P: Our help is in the Name of the Lord. —and we sang:
R: Who made heaven and earth.
P: I said, “I will confess my transgressions unto the Lord.”
R: And thou forgavest us the iniquity of my sin.

The pastor would continue, describing our sins. He concluded: Wherefore we flee for refuge to thine infinite mercy, seeking and imploring thy grace, for the sake of our Lord Jesus Christ. I think now of our refuge prayer that closes services here. I take refuge in thine infinite mercy.

I hadn’t made that connection to those services long ago until this week. Sometimes there are phrases I haven’t heard in many years that come rushing back, jarring my memory. “I said, I will confess my transgressions unto the Lord.” I was confused by I said. It always seemed negative. In my head I can hear: Matt, I said get your shoes on. Or, I said, put your toys away. I’m not going to ask you again. “I said” was used to make the demand stronger.

Psalm 32 makes a strong case for following through with confession. In verses 3 and 4, we hear what happens when we are unwilling to confess: 3. While I kept silence, my body wasted away through my groaning all day long. 4. For day and night your hand was heavy upon me; my strength was dried up as by the heat of summer.

In verse 5, the psalmist tells how his life has changed through confession. He writes: Then I acknowledged my sin to you, and I did not hide my iniquity. I said, “I will confess my transgressions to the Lord” and you forgave me the guilt of my sin.”

There’s hope there. Maybe confession is a weekly thing at church for you, or a daily prayer. Sometimes we have to confess to family and friends, too. The season of Lent offers time for reflection, on our sin, of course, but also on God’s grace, given to us so freely.

This is a short psalm, but it’s not simple. In verse 8, suddenly God is speaking: I will instruct you and teach you the way you should go; I will counsel you with my eye upon you. More hope. We have the promise of instruction and the promise of God’s care: his eye will be upon us. Do not be without understanding!

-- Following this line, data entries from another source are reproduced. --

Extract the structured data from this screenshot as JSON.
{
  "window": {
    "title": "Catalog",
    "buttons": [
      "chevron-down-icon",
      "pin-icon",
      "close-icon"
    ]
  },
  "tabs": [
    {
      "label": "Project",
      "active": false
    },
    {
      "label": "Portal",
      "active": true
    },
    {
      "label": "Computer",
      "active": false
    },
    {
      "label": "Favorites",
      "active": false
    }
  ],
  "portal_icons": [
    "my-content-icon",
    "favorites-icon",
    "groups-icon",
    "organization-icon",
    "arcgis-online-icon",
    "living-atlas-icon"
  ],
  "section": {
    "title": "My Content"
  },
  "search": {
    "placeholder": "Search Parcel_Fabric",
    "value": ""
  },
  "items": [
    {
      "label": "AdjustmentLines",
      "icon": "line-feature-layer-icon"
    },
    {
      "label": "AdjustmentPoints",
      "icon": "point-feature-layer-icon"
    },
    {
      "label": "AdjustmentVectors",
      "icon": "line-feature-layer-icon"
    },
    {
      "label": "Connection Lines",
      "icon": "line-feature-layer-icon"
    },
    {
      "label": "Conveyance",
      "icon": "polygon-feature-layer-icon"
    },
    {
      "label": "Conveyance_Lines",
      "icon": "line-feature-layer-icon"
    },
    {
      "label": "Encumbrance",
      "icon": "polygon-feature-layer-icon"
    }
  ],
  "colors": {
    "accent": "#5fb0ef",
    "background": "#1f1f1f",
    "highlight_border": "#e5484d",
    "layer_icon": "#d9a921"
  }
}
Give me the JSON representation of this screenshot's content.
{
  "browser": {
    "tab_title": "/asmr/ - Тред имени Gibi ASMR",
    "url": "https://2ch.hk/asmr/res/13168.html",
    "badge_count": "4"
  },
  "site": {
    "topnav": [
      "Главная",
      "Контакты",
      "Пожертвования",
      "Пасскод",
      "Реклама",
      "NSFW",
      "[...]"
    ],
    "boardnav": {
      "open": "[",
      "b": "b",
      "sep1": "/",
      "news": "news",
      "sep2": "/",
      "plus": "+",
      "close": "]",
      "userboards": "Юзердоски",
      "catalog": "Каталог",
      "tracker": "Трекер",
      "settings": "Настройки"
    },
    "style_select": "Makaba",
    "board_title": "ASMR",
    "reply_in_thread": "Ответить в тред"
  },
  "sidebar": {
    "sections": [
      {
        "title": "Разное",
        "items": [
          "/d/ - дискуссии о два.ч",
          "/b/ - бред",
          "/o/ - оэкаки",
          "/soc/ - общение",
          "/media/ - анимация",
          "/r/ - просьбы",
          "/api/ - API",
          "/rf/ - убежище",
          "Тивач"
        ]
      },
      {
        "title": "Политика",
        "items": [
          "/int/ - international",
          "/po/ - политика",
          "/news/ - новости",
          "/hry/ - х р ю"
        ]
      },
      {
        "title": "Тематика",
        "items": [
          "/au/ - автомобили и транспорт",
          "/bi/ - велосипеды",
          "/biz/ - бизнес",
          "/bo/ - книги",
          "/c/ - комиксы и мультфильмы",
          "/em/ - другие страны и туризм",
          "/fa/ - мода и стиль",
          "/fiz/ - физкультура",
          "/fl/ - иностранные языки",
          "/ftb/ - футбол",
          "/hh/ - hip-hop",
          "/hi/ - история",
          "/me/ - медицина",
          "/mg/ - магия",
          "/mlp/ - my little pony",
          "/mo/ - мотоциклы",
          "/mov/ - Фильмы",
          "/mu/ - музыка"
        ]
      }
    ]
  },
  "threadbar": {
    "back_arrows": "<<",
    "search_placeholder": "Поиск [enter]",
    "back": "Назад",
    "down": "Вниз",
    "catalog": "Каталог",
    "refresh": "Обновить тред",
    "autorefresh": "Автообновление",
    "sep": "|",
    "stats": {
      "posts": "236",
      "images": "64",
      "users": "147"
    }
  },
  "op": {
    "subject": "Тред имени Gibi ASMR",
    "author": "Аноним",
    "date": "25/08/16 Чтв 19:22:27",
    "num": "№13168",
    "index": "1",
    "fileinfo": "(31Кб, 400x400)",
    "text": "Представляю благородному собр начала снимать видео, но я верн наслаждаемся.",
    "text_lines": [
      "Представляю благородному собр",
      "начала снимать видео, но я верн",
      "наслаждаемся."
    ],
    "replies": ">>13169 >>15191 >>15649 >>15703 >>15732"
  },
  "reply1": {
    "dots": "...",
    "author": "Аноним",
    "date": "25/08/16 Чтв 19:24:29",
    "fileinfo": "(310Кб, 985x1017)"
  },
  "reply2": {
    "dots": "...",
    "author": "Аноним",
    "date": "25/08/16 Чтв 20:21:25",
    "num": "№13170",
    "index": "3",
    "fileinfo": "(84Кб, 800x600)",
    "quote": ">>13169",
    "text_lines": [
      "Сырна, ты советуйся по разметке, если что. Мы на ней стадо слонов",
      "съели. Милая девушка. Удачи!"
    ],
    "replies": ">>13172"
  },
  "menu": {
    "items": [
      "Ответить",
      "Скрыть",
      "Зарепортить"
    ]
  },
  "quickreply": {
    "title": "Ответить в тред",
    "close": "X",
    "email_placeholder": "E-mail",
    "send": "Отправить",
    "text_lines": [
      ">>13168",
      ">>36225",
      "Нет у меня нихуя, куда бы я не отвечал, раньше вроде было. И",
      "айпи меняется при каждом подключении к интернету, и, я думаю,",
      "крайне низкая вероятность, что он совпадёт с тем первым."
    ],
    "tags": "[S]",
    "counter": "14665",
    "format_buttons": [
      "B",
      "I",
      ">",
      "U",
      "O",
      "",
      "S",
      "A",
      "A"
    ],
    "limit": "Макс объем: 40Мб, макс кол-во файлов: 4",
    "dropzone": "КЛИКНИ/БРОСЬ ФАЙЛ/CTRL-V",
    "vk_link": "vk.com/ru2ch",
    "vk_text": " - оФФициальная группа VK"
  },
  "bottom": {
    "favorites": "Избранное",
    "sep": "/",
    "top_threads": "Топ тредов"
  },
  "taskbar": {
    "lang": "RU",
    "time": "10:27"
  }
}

The psalmist’s voice comes back to conclude the beautiful Poetry: steadfast love surrounds those who trust in the Lord. Be glad! Rejoice! Even during Lent. Rejoice. That’s what it says. Rejoice and be glad.